Virtualisation makes it possible to combine your servers and allocate resources to minimise wastage and duplication. By moving beyond the physical constraints of conventional servers, virtualisation allows you to save time, money and space while boosting server performance. Read on to learn more about its pros and cons.
Every dollar counts
Virtualisation works by consolidating your physical resources into one virtual environment that is capable of running several operating systems and applications where once it was only possible to run one or two. As a result, businesses of all sizes can reduce their capital expenditure by negating the need to purchase new hardware. Once virtual servers are operational, they also require less maintenance and draw less power, enabling businesses to cut operational expenses.
For some businesses, the higher up-front cost of virtualisation might be discouraging. Indeed, virtualisation is best seen as a long-term investment – one that, according to HP, usually pays itself off in 12 months and reduces ongoing operational expenditure by 50 percent
More space and more power

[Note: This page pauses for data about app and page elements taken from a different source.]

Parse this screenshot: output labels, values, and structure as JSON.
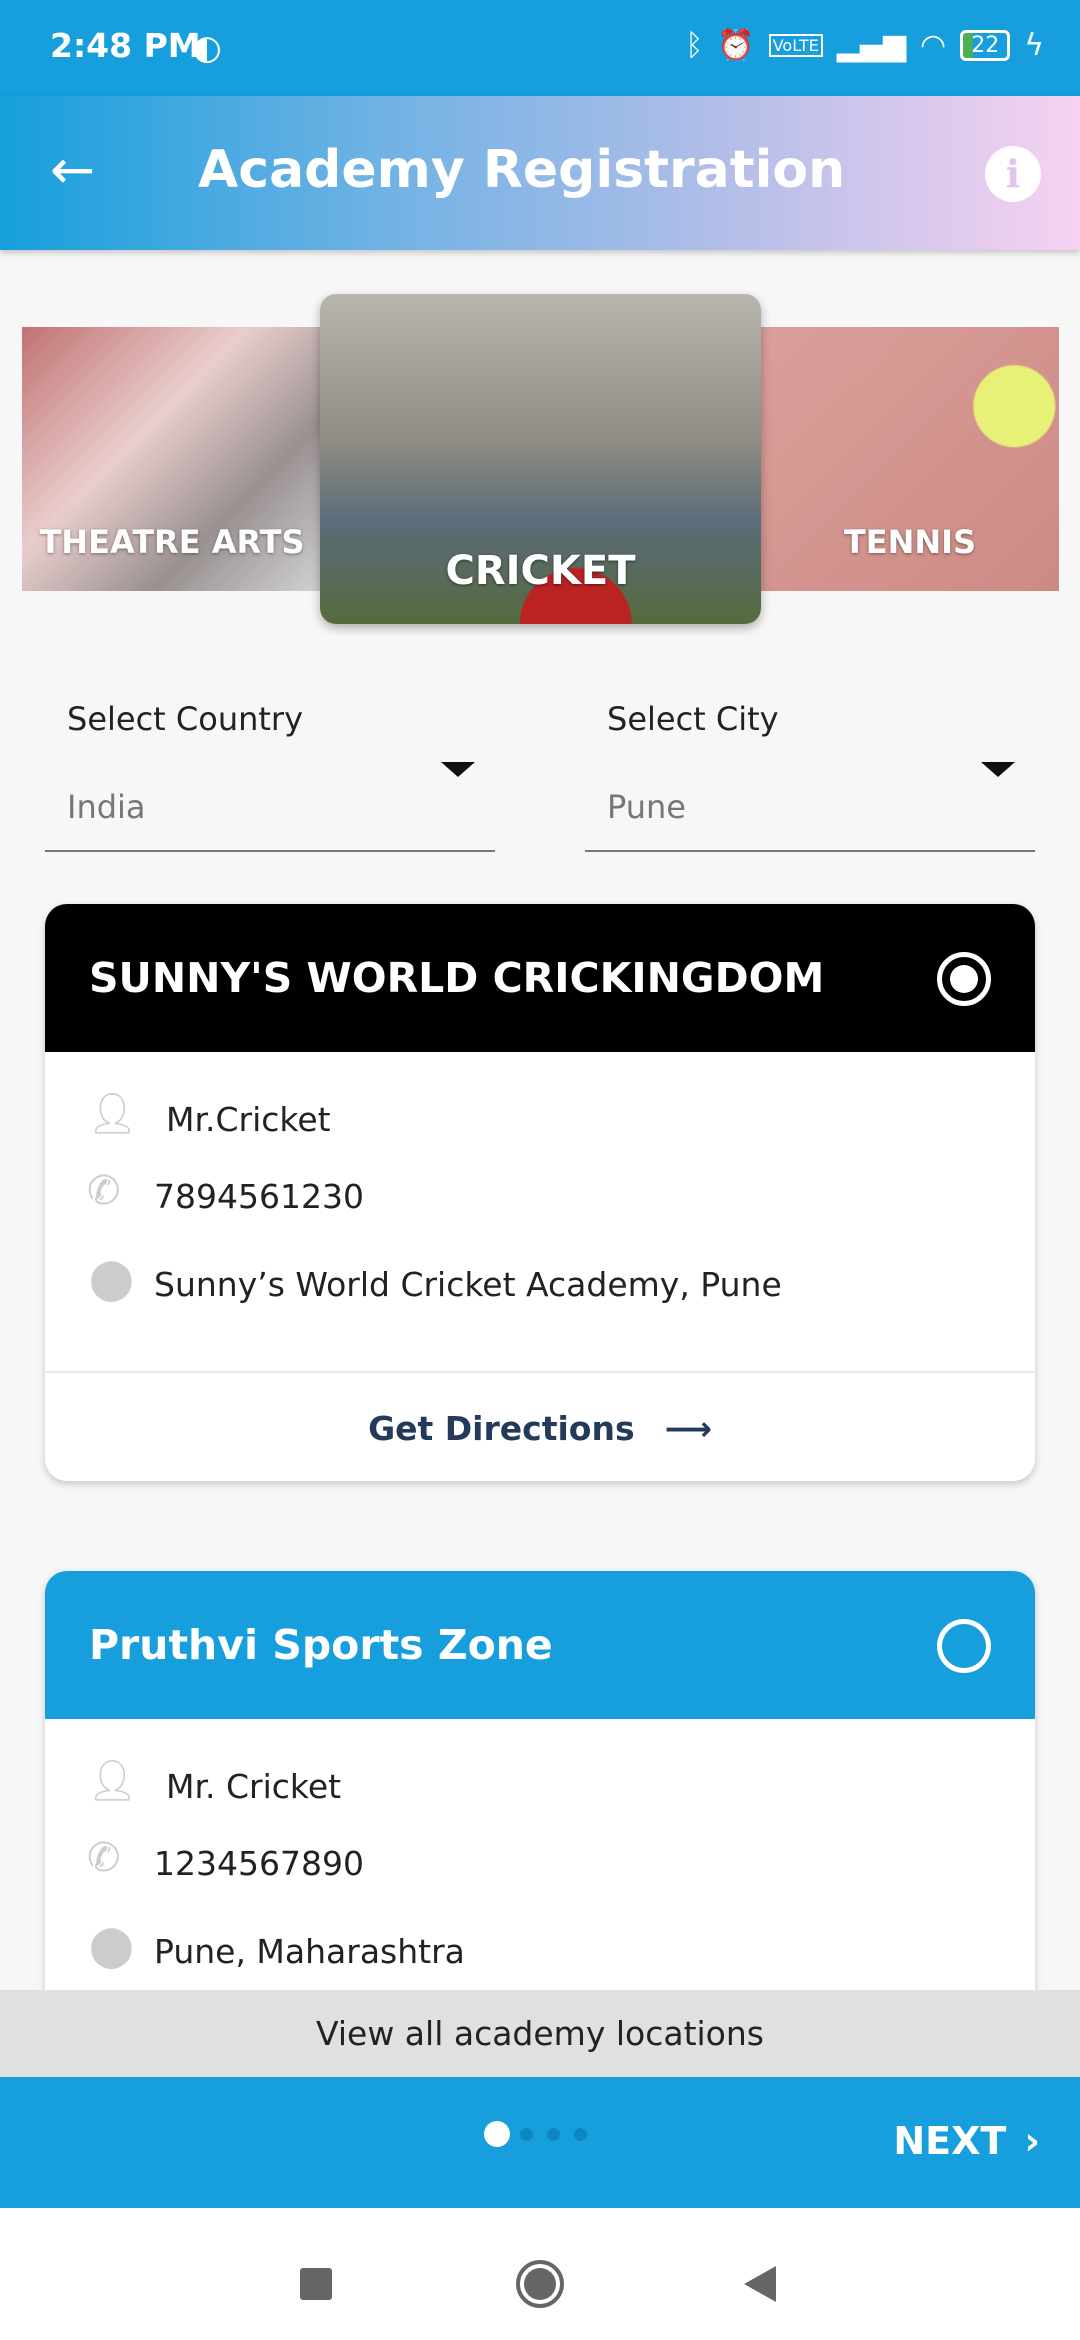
{
  "status_bar": {
    "time": "2:48 PM",
    "battery": "22"
  },
  "header": {
    "title": "Academy Registration"
  },
  "carousel": [
    {
      "label": "THEATRE ARTS"
    },
    {
      "label": "CRICKET",
      "selected": true
    },
    {
      "label": "TENNIS"
    }
  ],
  "filters": {
    "country": {
      "label": "Select Country",
      "value": "India"
    },
    "city": {
      "label": "Select City",
      "value": "Pune"
    }
  },
  "academies": [
    {
      "name": "SUNNY'S WORLD CRICKINGDOM",
      "contact": "Mr.Cricket",
      "phone": "7894561230",
      "address": "Sunny’s World Cricket Academy, Pune",
      "directions": "Get Directions",
      "selected": true,
      "header_color": "#000000"
    },
    {
      "name": "Pruthvi Sports Zone",
      "contact": "Mr. Cricket",
      "phone": "1234567890",
      "address": "Pune, Maharashtra",
      "selected": false,
      "header_color": "#169fdc"
    }
  ],
  "view_all": "View all academy locations",
  "footer": {
    "next_label": "NEXT",
    "page_index": 1,
    "page_count": 4
  },
  "colors": {
    "primary": "#169fdc",
    "directions": "#233a58"
  }
}
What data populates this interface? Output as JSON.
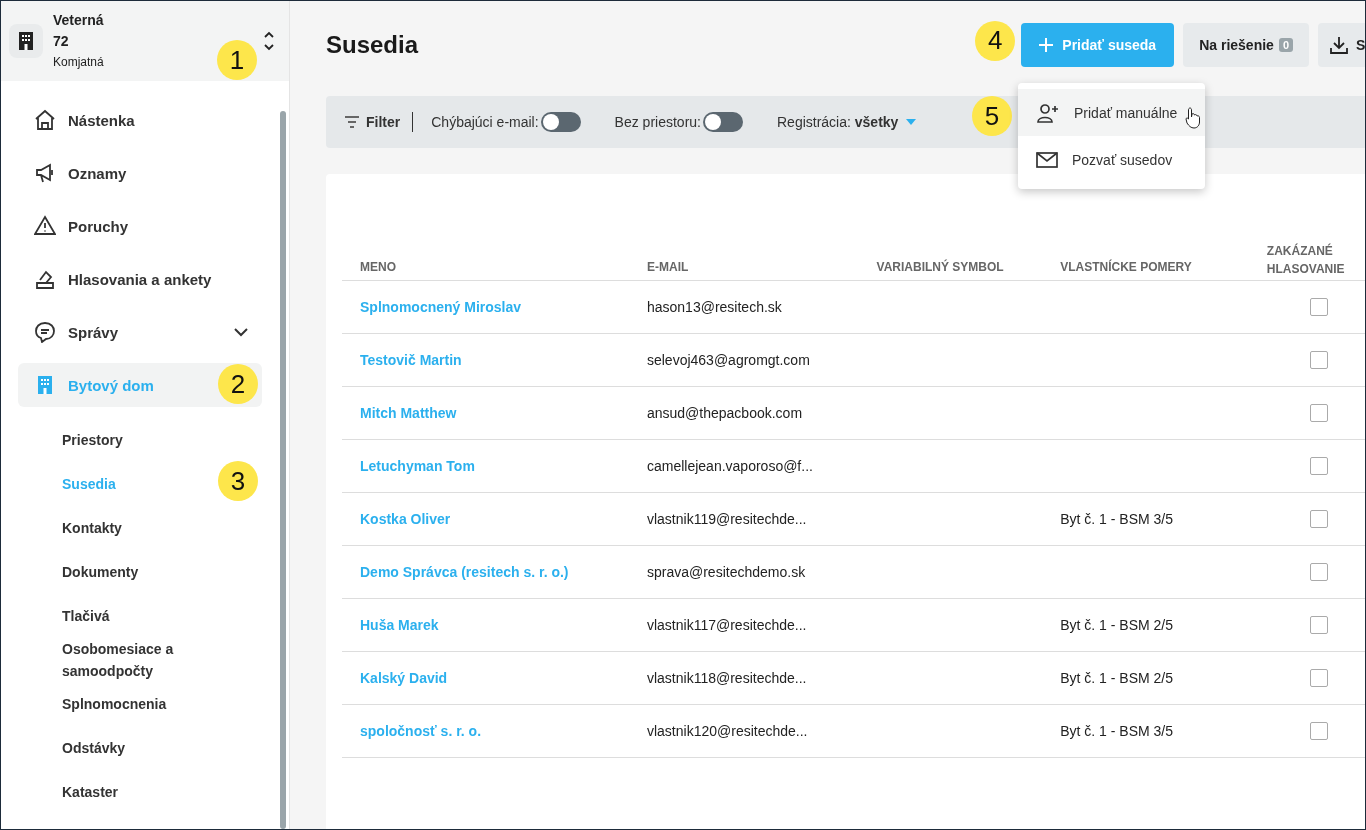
{
  "building": {
    "street": "Veterná",
    "number": "72",
    "city": "Komjatná"
  },
  "nav": [
    {
      "label": "Nástenka",
      "selected": false,
      "expandable": false
    },
    {
      "label": "Oznamy",
      "selected": false,
      "expandable": false
    },
    {
      "label": "Poruchy",
      "selected": false,
      "expandable": false
    },
    {
      "label": "Hlasovania a ankety",
      "selected": false,
      "expandable": false
    },
    {
      "label": "Správy",
      "selected": false,
      "expandable": true
    },
    {
      "label": "Bytový dom",
      "selected": true,
      "expandable": false
    }
  ],
  "subnav": [
    {
      "label": "Priestory",
      "selected": false
    },
    {
      "label": "Susedia",
      "selected": true
    },
    {
      "label": "Kontakty",
      "selected": false
    },
    {
      "label": "Dokumenty",
      "selected": false
    },
    {
      "label": "Tlačivá",
      "selected": false
    },
    {
      "label": "Osobomesiace a samoodpočty",
      "selected": false
    },
    {
      "label": "Splnomocnenia",
      "selected": false
    },
    {
      "label": "Odstávky",
      "selected": false
    },
    {
      "label": "Kataster",
      "selected": false
    }
  ],
  "page_title": "Susedia",
  "actions": {
    "add": "Pridať suseda",
    "pending": "Na riešenie",
    "pending_count": "0",
    "export": "S"
  },
  "filters": {
    "label": "Filter",
    "toggles": [
      {
        "label": "Chýbajúci e-mail:",
        "on": false
      },
      {
        "label": "Bez priestoru:",
        "on": false
      }
    ],
    "registration": "Registrácia: **všetky**"
  },
  "menu": [
    {
      "label": "Pridať manuálne",
      "selected": true
    },
    {
      "label": "Pozvať susedov",
      "selected": false
    }
  ],
  "table": {
    "columns": [
      "MENO",
      "E-MAIL",
      "VARIABILNÝ SYMBOL",
      "VLASTNÍCKE POMERY",
      "ZAKÁZANÉ HLASOVANIE"
    ],
    "rows": [
      {
        "name": "Splnomocnený Miroslav",
        "email": "hason13@resitech.sk",
        "blocked": false
      },
      {
        "name": "Testovič Martin",
        "email": "selevoj463@agromgt.com",
        "blocked": false
      },
      {
        "name": "Mitch Matthew",
        "email": "ansud@thepacbook.com",
        "blocked": false
      },
      {
        "name": "Letuchyman Tom",
        "email": "camellejean.vaporoso@f...",
        "blocked": false
      },
      {
        "name": "Kostka Oliver",
        "email": "vlastnik119@resitechde...",
        "ownership": "Byt č. 1 - BSM 3/5",
        "blocked": false
      },
      {
        "name": "Demo Správca (resitech s. r. o.)",
        "email": "sprava@resitechdemo.sk",
        "blocked": false
      },
      {
        "name": "Huša Marek",
        "email": "vlastnik117@resitechde...",
        "ownership": "Byt č. 1 - BSM 2/5",
        "blocked": false
      },
      {
        "name": "Kalský David",
        "email": "vlastnik118@resitechde...",
        "ownership": "Byt č. 1 - BSM 2/5",
        "blocked": false
      },
      {
        "name": "spoločnosť s. r. o.",
        "email": "vlastnik120@resitechde...",
        "ownership": "Byt č. 1 - BSM 3/5",
        "blocked": false
      }
    ]
  },
  "callouts": [
    "1",
    "2",
    "3",
    "4",
    "5"
  ]
}
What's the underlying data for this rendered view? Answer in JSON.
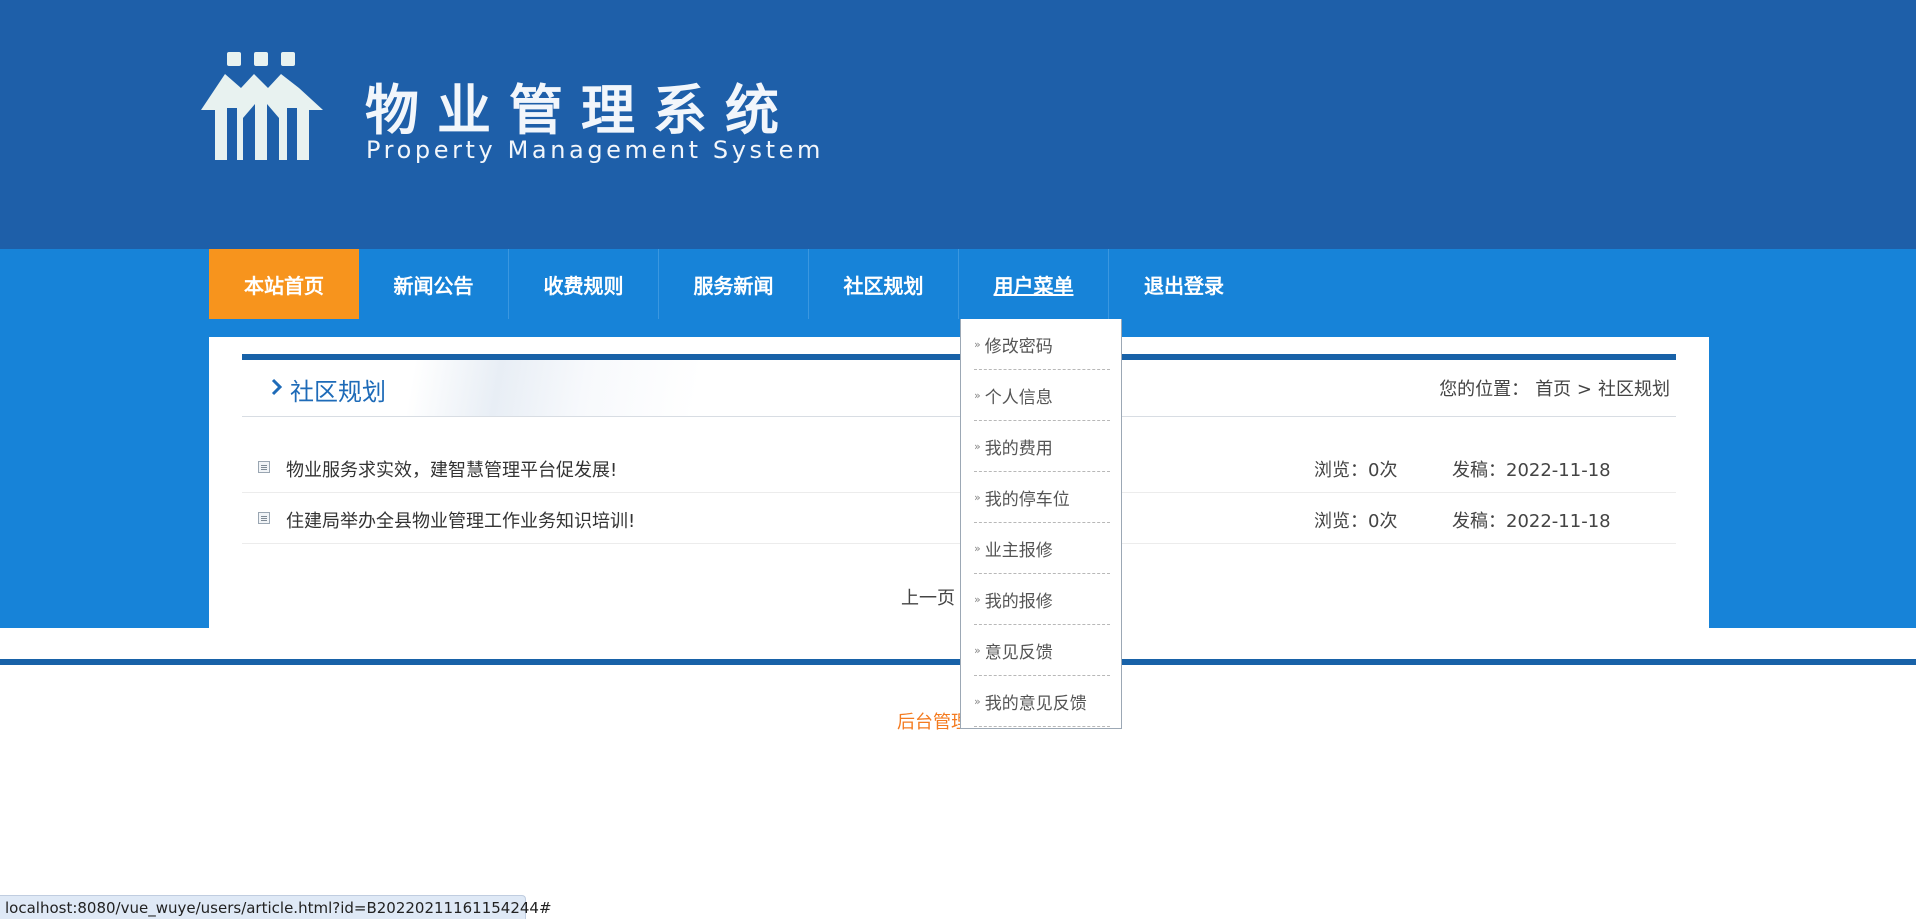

A recent study by HP of customers using its virtualisation solutions found that they experienced an 80 percent reduction in unplanned downtime and a 57 percent increase in productivity. Similar research by Gartner showed that virtualisation led to an 80 percent increase in the use of server resources.
By allowing you to access the computational power of servers you already own, virtualisation provides you with better performance without requiring any additional space. The chief drawback is that not all servers and applications are virtualisation-ready. Some licences, for example, prohibit the use of certain applications in virtual environments.
Making a speedy recovery
IT administrators dread the thought of servers crashing – but it does happen, and it’s important to be prepared. With virtualisation, you can create what’s known as a ‘golden image’ – a cloned template of your server infrastructure that can be used to relaunch it in the event of an unexpected disaster. This allows you to reduce recovery time from days to mere hours.
Given the benefits of virtualisation, it’s no surprise that 70 percent of existing x86 servers have been virtualised already. It can seem like an intimidating process, but with the right solution – like HP’s Converged Storage – you’ll be enjoying reduced costs, better disaster recovery and increased performance in no time.